The PSVR blocks out the majority of ambient light, though a little can leak in around the bridge of your nose, but not enough to be distracting. The displayed text is very crisp and sharp, even though the PSVR has slightly lower resolution than the HTC Vive or the Oculus Rift, 960x1080 compared to 1080x1200 per eye. The field of view for the PlayStation is claimed to be 100°, but we found we could see slightly more of our test image than the Rift or the Vive, making it an incredibly immersive experience. All in all, the viewing quality of the PlayStation VR is simply superb and one of the best when it comes to providing a rich and visually immersive VR experience.
Our Comfort metric consisted of evaluating how it felt to wear each headset for an extended period of time, whether or not there is sufficient room to comfortably wear glasses, and if the headset had enough ventilation to prevent your face from becoming sweaty and fogging the optics. The PlayStation scored decently well in this metric, worth 20% of the overall score, meriting a 6 out of 10 for its above average performance.
The PSVR felt great to wear for longer periods of time, feeling super comfortable on your face. We particularly liked that this headset doesn't feel front heavy like many other models, with the weight more evenly distributed along the larger headband. There is enough room to wear glasses, though it is a little tight for some larger framed models. However, the headset does let in a decent amount of ambient light when used with glasses.
Unfortunately, the PlayStation has hardly any ventilation and covers a large part of your forehead, which can cause your face to get decently sweaty after extended gaming periods, bringing down the score of this headset.
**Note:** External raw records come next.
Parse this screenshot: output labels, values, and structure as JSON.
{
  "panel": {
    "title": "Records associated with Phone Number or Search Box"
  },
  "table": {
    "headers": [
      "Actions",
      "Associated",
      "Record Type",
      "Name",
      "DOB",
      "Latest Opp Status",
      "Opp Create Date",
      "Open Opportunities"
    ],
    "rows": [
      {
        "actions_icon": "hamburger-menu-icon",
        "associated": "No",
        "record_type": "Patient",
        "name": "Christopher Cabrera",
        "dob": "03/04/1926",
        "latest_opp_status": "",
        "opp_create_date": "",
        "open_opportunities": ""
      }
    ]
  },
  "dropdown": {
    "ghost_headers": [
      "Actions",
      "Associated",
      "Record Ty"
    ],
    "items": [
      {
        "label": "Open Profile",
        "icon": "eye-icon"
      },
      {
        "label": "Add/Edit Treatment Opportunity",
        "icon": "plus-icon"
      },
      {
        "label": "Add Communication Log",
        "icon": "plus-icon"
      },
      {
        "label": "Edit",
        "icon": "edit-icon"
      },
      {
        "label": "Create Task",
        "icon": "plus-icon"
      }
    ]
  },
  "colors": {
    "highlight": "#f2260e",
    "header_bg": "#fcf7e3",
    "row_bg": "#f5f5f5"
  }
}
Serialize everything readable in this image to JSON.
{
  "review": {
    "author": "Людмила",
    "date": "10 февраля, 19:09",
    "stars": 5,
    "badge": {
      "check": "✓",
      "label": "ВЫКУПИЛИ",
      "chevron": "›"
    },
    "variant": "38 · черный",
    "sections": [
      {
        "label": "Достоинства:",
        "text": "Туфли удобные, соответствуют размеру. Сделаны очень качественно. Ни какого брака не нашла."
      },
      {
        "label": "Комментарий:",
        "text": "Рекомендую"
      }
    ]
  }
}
Taking credit for 15% of the final score, our User Friendliness metric evaluates how much work it took to get each headset ready to go after the initial installation had been completed and if you were prone to hitting buttons accidentally, as well as how much work it was to get headphones set up. The PlayStation VR scored very well, earning an 8 out of 10.
It is extremely easy to get a set of headphones plugged into the PSVR, but they can occasionally be pulled out by the headset tether when moving around a ton. This headset is very easy to use after the initial setup, with it being all ready to go as soon as you don the headset in view of the camera. There also aren't any button on the headset, so no possible way to accidentally press one while putting it on or using the headset.
Ease of Setup
Taking responsibility for the remaining 10% of the final score, this metric evaluated the difficulty at setting up the hardware and installing the software for each headset, as well as the amount of prerequisite hardware to run the VR system. The PlayStation VR again delivered a solid performance, earning a 7 out of 10.
The hardware setup for the PSVR is extremely quick and easy, by far the fastest out of the tethered headset. You just need to hook up the PS4 and point the camera in the correct direction and you are all set. The software setup is also very fast, with helpful prompts and tutorials to guide you through it. All told, we only spent about 15 minutes getting the entire VR system ready to go. This system does have limited compatibility, only working with the PS4 line of consoles.
The PSVR can be a solid value option for a premium experience, provided you already have a PS4.
The PlayStation VR provides an overall great VR experience that is interactive and immersive, though the lack of widespread compatibility is a bit disappointing. This product is for sure something to consider if you already have a PS4 and want to expand your gaming options.
— David Wise and Austin Palmer